As far as I could discern, the other diners were patient in their requests for checks, waters, being seated, and readying to give their orders.  In the last ten minutes I was there, waiting for a to-go box, a bag and the check, I watched this woman handle the momentous demands of things that have to happen now.

In my line of work, even when I have ten emails I need to prioritize to read and answer whilst figuring out why an image isn’t appearing correctly on a web page and app as well as looking for a better image to upload for a different web site and app, the sense of urgency to complete these tasks isn’t so heavy that I can’t focus on what really needs to get done “now” vs. within thirty minutes or before the end of business hours.

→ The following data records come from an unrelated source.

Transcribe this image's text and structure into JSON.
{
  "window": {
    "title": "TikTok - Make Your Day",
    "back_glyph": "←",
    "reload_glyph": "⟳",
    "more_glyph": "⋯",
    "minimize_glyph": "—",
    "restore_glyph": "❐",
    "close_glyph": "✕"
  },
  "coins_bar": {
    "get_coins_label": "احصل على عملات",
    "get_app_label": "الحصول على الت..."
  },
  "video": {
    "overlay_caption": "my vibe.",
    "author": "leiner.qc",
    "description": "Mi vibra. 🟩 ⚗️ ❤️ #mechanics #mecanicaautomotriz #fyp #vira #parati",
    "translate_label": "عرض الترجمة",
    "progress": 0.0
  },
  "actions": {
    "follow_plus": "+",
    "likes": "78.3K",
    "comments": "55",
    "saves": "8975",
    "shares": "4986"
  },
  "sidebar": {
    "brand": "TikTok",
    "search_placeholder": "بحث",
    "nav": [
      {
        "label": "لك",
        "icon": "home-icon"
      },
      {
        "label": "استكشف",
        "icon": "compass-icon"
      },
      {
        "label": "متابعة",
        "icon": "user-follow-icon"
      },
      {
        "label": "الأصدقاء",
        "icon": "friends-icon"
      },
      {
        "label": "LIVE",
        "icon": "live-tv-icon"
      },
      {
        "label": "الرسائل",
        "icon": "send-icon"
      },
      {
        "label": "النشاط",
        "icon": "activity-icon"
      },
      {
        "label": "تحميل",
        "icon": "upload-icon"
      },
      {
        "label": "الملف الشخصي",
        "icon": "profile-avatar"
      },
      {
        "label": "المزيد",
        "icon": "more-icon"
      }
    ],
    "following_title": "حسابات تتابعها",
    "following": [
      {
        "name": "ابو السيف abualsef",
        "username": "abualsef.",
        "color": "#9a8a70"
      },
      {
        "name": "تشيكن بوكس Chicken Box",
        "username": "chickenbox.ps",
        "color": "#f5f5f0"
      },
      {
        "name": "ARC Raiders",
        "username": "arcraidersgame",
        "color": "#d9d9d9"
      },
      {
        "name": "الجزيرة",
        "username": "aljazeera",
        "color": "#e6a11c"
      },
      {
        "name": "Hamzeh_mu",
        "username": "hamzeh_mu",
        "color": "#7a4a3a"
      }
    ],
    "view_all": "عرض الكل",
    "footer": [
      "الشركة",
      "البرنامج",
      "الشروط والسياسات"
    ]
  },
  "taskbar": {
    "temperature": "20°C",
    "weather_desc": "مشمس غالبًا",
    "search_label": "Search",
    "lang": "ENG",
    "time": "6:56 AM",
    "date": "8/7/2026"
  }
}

This woman’s list of “do now” truly means do now.  If that “now” becomes “in a couple of minutes,” most customers would probably understand.  There’s probably a best practice of order of operations.  For instance, seat new diners, get their drinks out, then check with diners who appear to be finished if they want desert or a box or just the check.  Bring out drinks before orders that are ready?  Deliver additional napkins, silverware, straws, or dipping sauces before you take the food orders of the table you know have been ready for the time it took you to seat another party and take their drink orders?

What other jobs or industries consist of a similar air of do now?  Combat soldiers, paramedics, firefighters, airplane pilots, surgeons, school principals, receptionists, bank tellers, plumbers, electricians, hosts of live TV shows, what else?

What’s the worst that would happen in your profession if you didn’t do something “now” or you focused on the “wrong” sequence of things?

Would an athlete participating in a televised game feel any differently than an athlete in a non-televised competition in the matter of “do it now?”  Or, do the rules of the game mitigate legitimate, adrenaline-inducing urges to score already.